I've been using mine for close to 3 years and they're still in perfect condition. They don't tend to un-bend like bobby pins, and even if the paint or the tip coating comes off you could use a little clear nail polish and be done.

Considering how many times you'll be able to use them, they're well worth the investment. But, you can also get bulk packs on Amazon or eBay, or sometimes find them at dollar stores or at little accessory stores like Claire's for a better deal. I found my set of 4 at a Canadian store of that type (Ardene's) on a rack of items marked 3 for $10.

browneyedsusan
May 12th, 2016, 10:12 AM
Mine come out better if I start with a ponytail base. I can make buns without ponying first, but my hair is really slippy, and they usually don't look as nice.

browneyedsusan
May 12th, 2016, 10:15 AM
I use spin pins for buns. I twist my hair, roll it, and stick a spin pin (or two) in it. I also use a scrunchie for buns. I make a ponytail and pull my hair halfway through. I'm not sure if it is really a bun or not, though...

That is totally a bun! Torrin Paige tutorial (https://www.youtube.com/watch?v=ZvYgUPr-pZw) Mine usually don't usually come out with a flat fold, but they still look cool. :)

Kimberly
May 12th, 2016, 02:27 PM
Kimberly, that stuff is gorgeous and I think I'm in trouble. Enabler. :P I love that you used my nickname, BTW. I haven't done marcel waves in a while, at least not intentionally.

Marcel is such a pretty name ... it's funny, but I was actually psyched to have the opportunity to call you that. :-)

spirals
May 12th, 2016, 04:53 PM
I haven't tried spin pins. Any curlies that can weigh in on this question?: Do they get stuck in there? I mean, we all know how curly hair can eat stuff. Once a bee got lost in my hair....

Kimberly
May 13th, 2016, 03:02 PM
That's why I don't use spin pins -- too much breakage and frustration trying to get them back out! But I'm pretty sure there are other curlies using them happily.

A bee in your hair ... now that must be a story!

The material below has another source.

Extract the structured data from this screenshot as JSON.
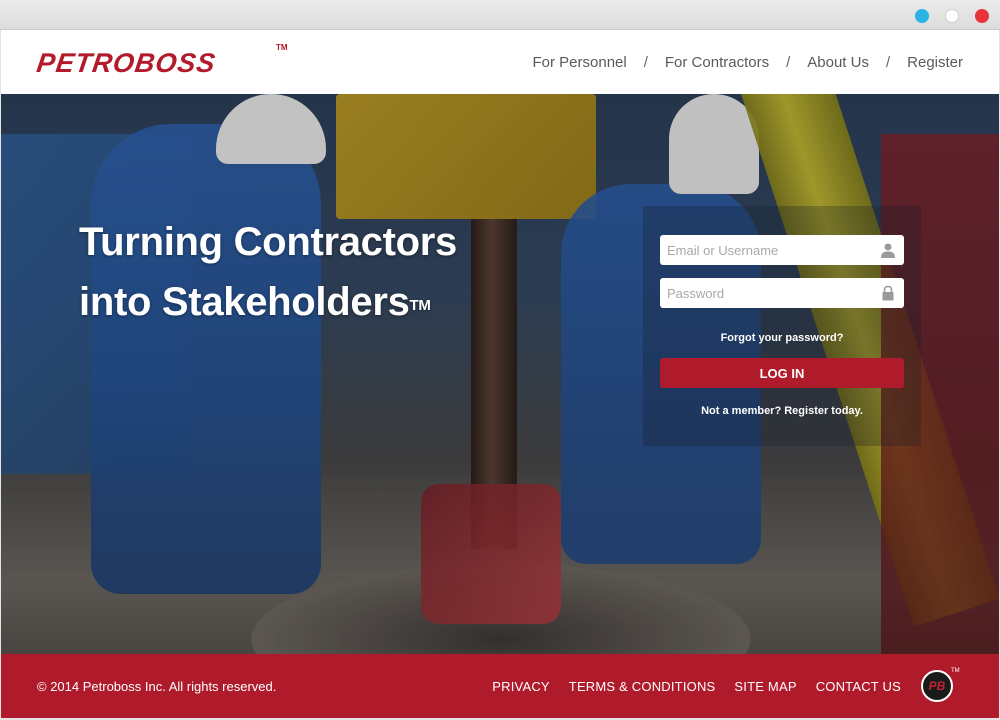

EdG
May 14th, 2016, 09:44 AM
You may want to get a proper pair of hair sticks and then experiment with different types of buns.

My cinnabun and nautilus buns are very secure. The nautilus bun is a bit easier to get right.
Ed